|International Classification||G11B20/12, G06F3/06|
|Cooperative Classification||G11B2220/2508, G06F3/064, G11B20/1252, G06F3/0676, G06F3/0607|
|European Classification||G06F3/06A4F2, G06F3/06A2A4, G06F3/06A6L2D2, G11B20/12D6|
|Jul 30, 1984||AS||Assignment|
Owner name: HONEYWELL INFORMATION SYSTEMS INC., 200 SMITH ST.,
Free format text: ASSIGNMENT OF ASSIGNORS INTEREST.;ASSIGNORS:TARBOX, BRUCE H.;RATHBUN, DONALD J.;SU, TAIAN;REEL/FRAME:004302/0239;SIGNING DATES FROM 19840612 TO 19840620
|Apr 27, 1989||FPAY||Fee payment|
Year of fee payment: 4
|May 10, 1993||FPAY||Fee payment|
Year of fee payment: 8

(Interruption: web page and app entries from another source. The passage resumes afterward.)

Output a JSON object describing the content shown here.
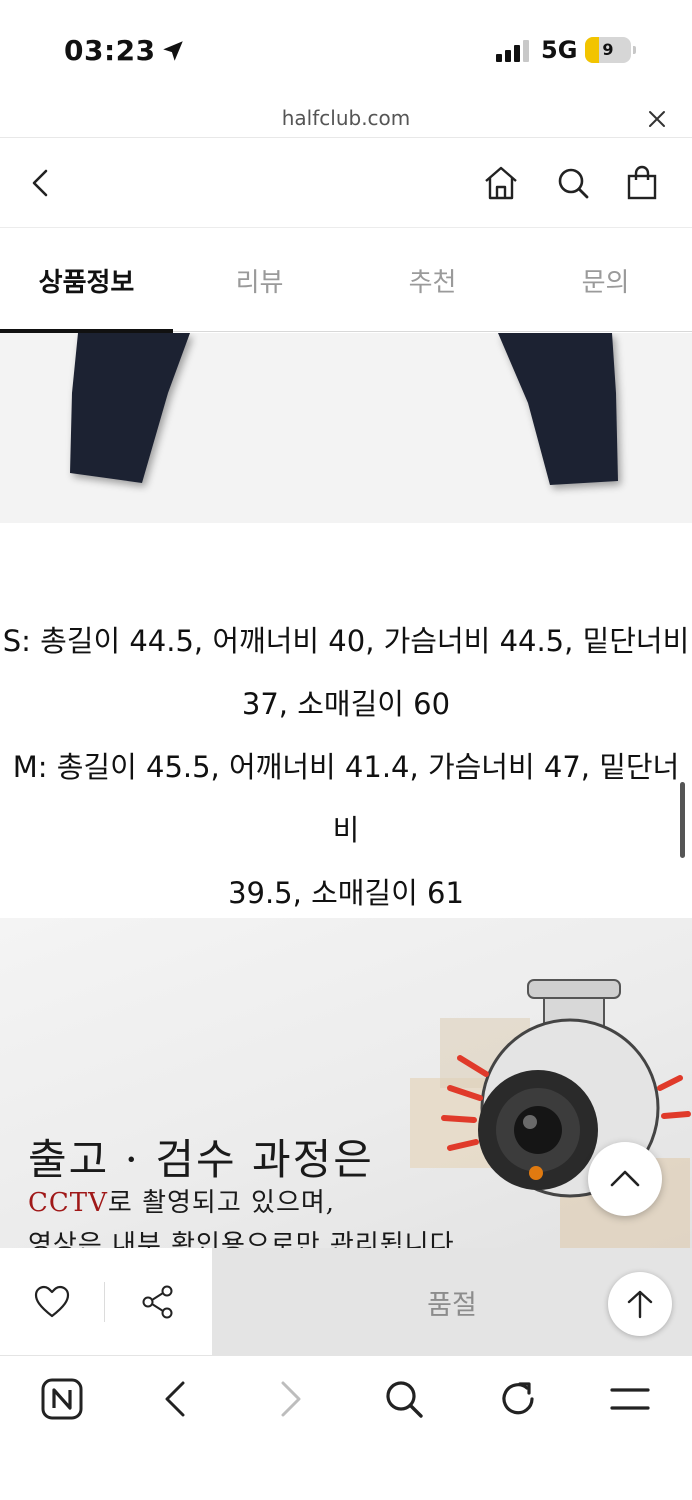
{
  "status_bar": {
    "time": "03:23",
    "network": "5G",
    "battery": "9"
  },
  "url_bar": {
    "url": "halfclub.com"
  },
  "tabs": [
    {
      "label": "상품정보",
      "active": true
    },
    {
      "label": "리뷰",
      "active": false
    },
    {
      "label": "추천",
      "active": false
    },
    {
      "label": "문의",
      "active": false
    }
  ],
  "size_info": {
    "line1": "S: 총길이 44.5, 어깨너비 40, 가슴너비 44.5, 밑단너비",
    "line2": "37, 소매길이 60",
    "line3": "M: 총길이 45.5, 어깨너비 41.4, 가슴너비 47, 밑단너비",
    "line4": "39.5, 소매길이 61"
  },
  "banner": {
    "title": "출고 · 검수 과정은",
    "line2_red": "CCTV",
    "line2_rest": "로 촬영되고 있으며,",
    "line3": "영상은 내부 확인용으로만 관리됩니다"
  },
  "action_bar": {
    "soldout_label": "품절"
  },
  "colors": {
    "accent_red": "#a01818",
    "soldout_bg": "#e4e4e4",
    "tab_active": "#111111"
  }
}
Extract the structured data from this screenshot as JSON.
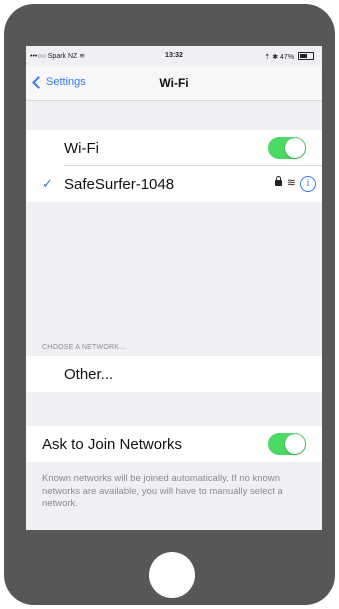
{
  "status_bar": {
    "carrier": "•••○○ Spark NZ",
    "wifi_glyph": "≋",
    "time": "13:32",
    "right_text": "⇡ ✱ 47%",
    "battery_level": 0.47
  },
  "nav": {
    "back_label": "Settings",
    "title": "Wi-Fi"
  },
  "wifi_row": {
    "label": "Wi-Fi",
    "toggle_on": true
  },
  "connected_network": {
    "name": "SafeSurfer-1048",
    "check": "✓",
    "wifi_glyph": "≋",
    "info_glyph": "i"
  },
  "choose_header": "CHOOSE A NETWORK...",
  "other_row": {
    "label": "Other..."
  },
  "ask_row": {
    "label": "Ask to Join Networks",
    "toggle_on": true
  },
  "footer_text": "Known networks will be joined automatically. If no known networks are available, you will have to manually select a network.",
  "colors": {
    "accent": "#3478f6",
    "toggle_on": "#4cd964",
    "phone_body": "#575757"
  }
}
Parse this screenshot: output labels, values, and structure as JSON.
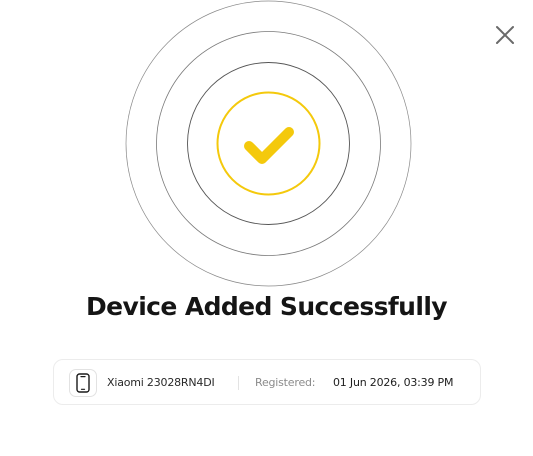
{
  "dialog": {
    "close_icon": "close-icon",
    "success_icon": "checkmark-icon",
    "title": "Device Added Successfully",
    "colors": {
      "accent": "#F4C90C",
      "ring": "#6e6e6e",
      "text": "#151515",
      "muted": "#8b8b8b"
    }
  },
  "device": {
    "icon": "smartphone-icon",
    "name": "Xiaomi 23028RN4DI",
    "registered_label": "Registered:",
    "registered_value": "01 Jun 2026, 03:39 PM"
  }
}
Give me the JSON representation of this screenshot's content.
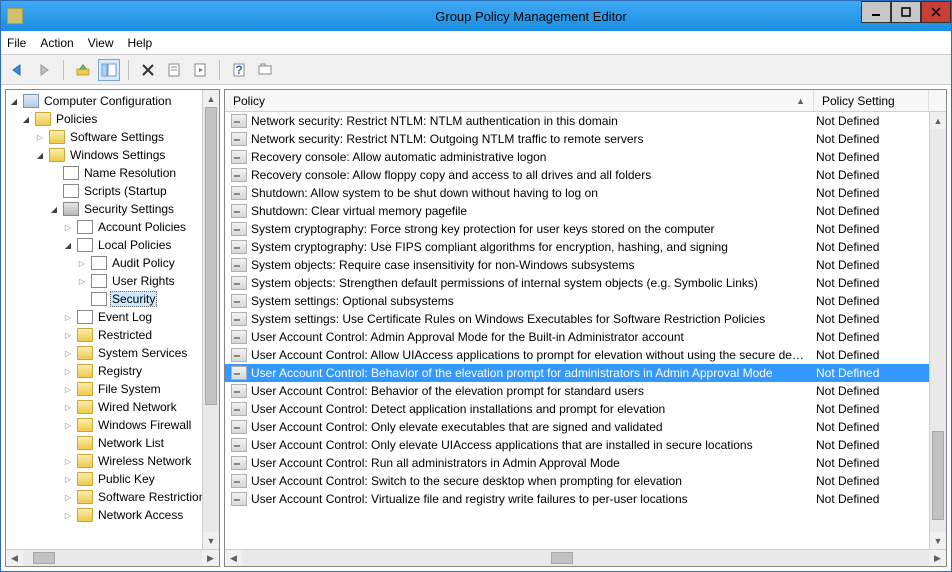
{
  "window": {
    "title": "Group Policy Management Editor"
  },
  "menu": {
    "file": "File",
    "action": "Action",
    "view": "View",
    "help": "Help"
  },
  "tree": {
    "root": "Computer Configuration",
    "policies": "Policies",
    "software": "Software Settings",
    "windows": "Windows Settings",
    "namers": "Name Resolution",
    "scripts": "Scripts (Startup",
    "secset": "Security Settings",
    "accountp": "Account Policies",
    "localpol": "Local Policies",
    "auditp": "Audit Policy",
    "userri": "User Rights",
    "security": "Security",
    "eventlog": "Event Log",
    "restricted": "Restricted",
    "systemse": "System Services",
    "registry": "Registry",
    "filesys": "File System",
    "wirednet": "Wired Network",
    "windowsf": "Windows Firewall",
    "networkl": "Network List",
    "wirelessn": "Wireless Network",
    "publickey": "Public Key",
    "softwarer": "Software Restriction",
    "networka": "Network Access"
  },
  "columns": {
    "policy": "Policy",
    "setting": "Policy Setting"
  },
  "settings": {
    "not_defined": "Not Defined"
  },
  "rows": [
    {
      "policy": "Network security: Restrict NTLM: NTLM authentication in this domain"
    },
    {
      "policy": "Network security: Restrict NTLM: Outgoing NTLM traffic to remote servers"
    },
    {
      "policy": "Recovery console: Allow automatic administrative logon"
    },
    {
      "policy": "Recovery console: Allow floppy copy and access to all drives and all folders"
    },
    {
      "policy": "Shutdown: Allow system to be shut down without having to log on"
    },
    {
      "policy": "Shutdown: Clear virtual memory pagefile"
    },
    {
      "policy": "System cryptography: Force strong key protection for user keys stored on the computer"
    },
    {
      "policy": "System cryptography: Use FIPS compliant algorithms for encryption, hashing, and signing"
    },
    {
      "policy": "System objects: Require case insensitivity for non-Windows subsystems"
    },
    {
      "policy": "System objects: Strengthen default permissions of internal system objects (e.g. Symbolic Links)"
    },
    {
      "policy": "System settings: Optional subsystems"
    },
    {
      "policy": "System settings: Use Certificate Rules on Windows Executables for Software Restriction Policies"
    },
    {
      "policy": "User Account Control: Admin Approval Mode for the Built-in Administrator account"
    },
    {
      "policy": "User Account Control: Allow UIAccess applications to prompt for elevation without using the secure deskt..."
    },
    {
      "policy": "User Account Control: Behavior of the elevation prompt for administrators in Admin Approval Mode",
      "selected": true
    },
    {
      "policy": "User Account Control: Behavior of the elevation prompt for standard users"
    },
    {
      "policy": "User Account Control: Detect application installations and prompt for elevation"
    },
    {
      "policy": "User Account Control: Only elevate executables that are signed and validated"
    },
    {
      "policy": "User Account Control: Only elevate UIAccess applications that are installed in secure locations"
    },
    {
      "policy": "User Account Control: Run all administrators in Admin Approval Mode"
    },
    {
      "policy": "User Account Control: Switch to the secure desktop when prompting for elevation"
    },
    {
      "policy": "User Account Control: Virtualize file and registry write failures to per-user locations"
    }
  ]
}
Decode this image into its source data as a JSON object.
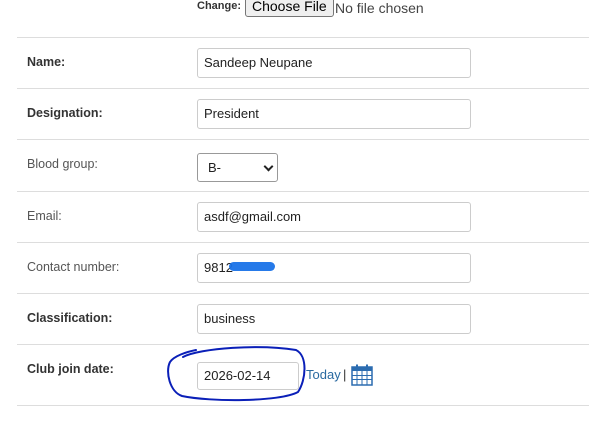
{
  "change_row": {
    "label": "Change:",
    "button_label": "Choose File",
    "status": "No file chosen"
  },
  "fields": {
    "name": {
      "label": "Name:",
      "value": "Sandeep Neupane"
    },
    "designation": {
      "label": "Designation:",
      "value": "President"
    },
    "blood_group": {
      "label": "Blood group:",
      "value": "B-"
    },
    "email": {
      "label": "Email:",
      "value": "asdf@gmail.com"
    },
    "contact": {
      "label": "Contact number:",
      "value": "9812"
    },
    "classification": {
      "label": "Classification:",
      "value": "business"
    },
    "club_join_date": {
      "label": "Club join date:",
      "value": "2026-02-14",
      "today_label": "Today",
      "separator": "|"
    }
  },
  "colors": {
    "link": "#2a6aa0",
    "annotation": "#0a1fb8",
    "redaction": "#1a73e8",
    "calendar_icon": "#2b6cb0"
  },
  "icons": {
    "calendar": "calendar-icon",
    "select_arrow": "chevron-down-icon"
  }
}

|May 16, 1997||FPAY||Fee payment|
Year of fee payment: 12